Hasselbeck, who is still nursing a rib injury that sidelined him for a couple of weeks, was sacked only twice in his first three games this season. But he did take a beating before the bye week, getting sacked five times in the Seahawks' 27-3 loss to the Arizona Cardinals.
IRVING -- After failing to sack the opposing quarterback during the first two games, the Cowboys defense now has 14 -- including eight in the last two weeks.
The team was getting pressure during those first two games, but they couldn't get any takedowns.
"That's the way it goes," nose guard Jay Ratliff said. "We're doing the necessary things to create pressure and make it difficult for the quarterback to throw, but the sacks weren't showing up on paper. But now, I guess it's showing up a little bit."
During the longest sackless streak since his rookie season, DeMarcus Ware predicted they'd come in bunches once he finally got one.
Ware was right. He broke a five-game drought, which dated to last season's finale, with two sacks against the Kansas City Chiefs. He followed that up with another two-sack performance against the Atlanta Falcons. Believe it or not, that marked the first time in the perennial Pro Bowl pass rusher's career that he had multi-sack outings in consecutive games.
Don't be surprised if that streak is extended Sunday against the Seattle Seahawks.
Ware had three sacks in the Thanksgiving win over the Seahawks last season, repeatedly blowing by hobbled future Hall of Fame left tackle Walter Jones. That was the last game Jones played before undergoing microfracture surgery on his left knee.
While the 35-year-old Jones continues to rehab, the Seahawks seem to hold weekly auditions at the most important position on the offensive line.
Sean Locklear replaced Jones, but he hasn't played since suffering a high ankle sprain in the second week of the season. Brandon Frye and Kyle Williams got turns, but Frye injured his neck and Williams' poor performance earned a ticket back to the practice squad. It appears that Damion McIntosh will start at left tackle against the Cowboys.
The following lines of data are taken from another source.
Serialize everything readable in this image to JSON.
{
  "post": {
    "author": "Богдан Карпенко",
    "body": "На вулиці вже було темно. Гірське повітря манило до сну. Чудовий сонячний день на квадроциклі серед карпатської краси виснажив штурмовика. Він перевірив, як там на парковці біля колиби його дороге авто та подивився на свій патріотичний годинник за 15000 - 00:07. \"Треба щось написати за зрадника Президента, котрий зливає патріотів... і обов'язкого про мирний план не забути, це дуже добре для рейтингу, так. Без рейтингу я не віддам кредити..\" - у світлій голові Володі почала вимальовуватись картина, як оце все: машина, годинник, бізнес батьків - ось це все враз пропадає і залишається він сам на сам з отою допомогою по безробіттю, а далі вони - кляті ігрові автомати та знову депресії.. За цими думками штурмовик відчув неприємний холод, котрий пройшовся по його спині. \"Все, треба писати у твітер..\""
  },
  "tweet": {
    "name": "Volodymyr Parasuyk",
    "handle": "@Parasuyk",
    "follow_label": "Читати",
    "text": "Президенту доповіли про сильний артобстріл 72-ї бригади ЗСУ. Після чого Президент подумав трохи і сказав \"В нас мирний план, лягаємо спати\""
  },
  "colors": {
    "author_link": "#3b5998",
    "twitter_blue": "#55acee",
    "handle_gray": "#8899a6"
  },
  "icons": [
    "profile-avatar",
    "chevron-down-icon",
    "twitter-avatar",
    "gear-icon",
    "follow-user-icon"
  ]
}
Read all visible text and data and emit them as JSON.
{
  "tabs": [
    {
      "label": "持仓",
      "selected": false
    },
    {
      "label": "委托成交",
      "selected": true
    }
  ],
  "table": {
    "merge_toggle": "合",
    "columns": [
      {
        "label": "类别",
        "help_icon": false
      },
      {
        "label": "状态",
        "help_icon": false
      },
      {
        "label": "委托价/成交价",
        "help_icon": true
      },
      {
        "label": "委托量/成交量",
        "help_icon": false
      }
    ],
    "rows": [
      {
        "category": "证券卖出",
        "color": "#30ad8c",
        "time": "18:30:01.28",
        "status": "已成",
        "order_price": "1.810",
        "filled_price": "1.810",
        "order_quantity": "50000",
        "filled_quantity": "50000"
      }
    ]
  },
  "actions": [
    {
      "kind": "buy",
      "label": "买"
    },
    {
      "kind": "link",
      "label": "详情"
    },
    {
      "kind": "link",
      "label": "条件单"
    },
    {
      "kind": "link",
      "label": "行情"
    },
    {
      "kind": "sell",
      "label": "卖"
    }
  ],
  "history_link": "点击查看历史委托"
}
McIntosh signed with the Seahawks two weeks ago. He was unemployed the previous six weeks after being released by the Kansas City Chiefs. So a guy who couldn't play for Kansas City, which has allowed the most sacks in the NFL, will probably be protecting Matt Hasselbeck's blind side.
The smart money is with the new $78 million man in that matchup.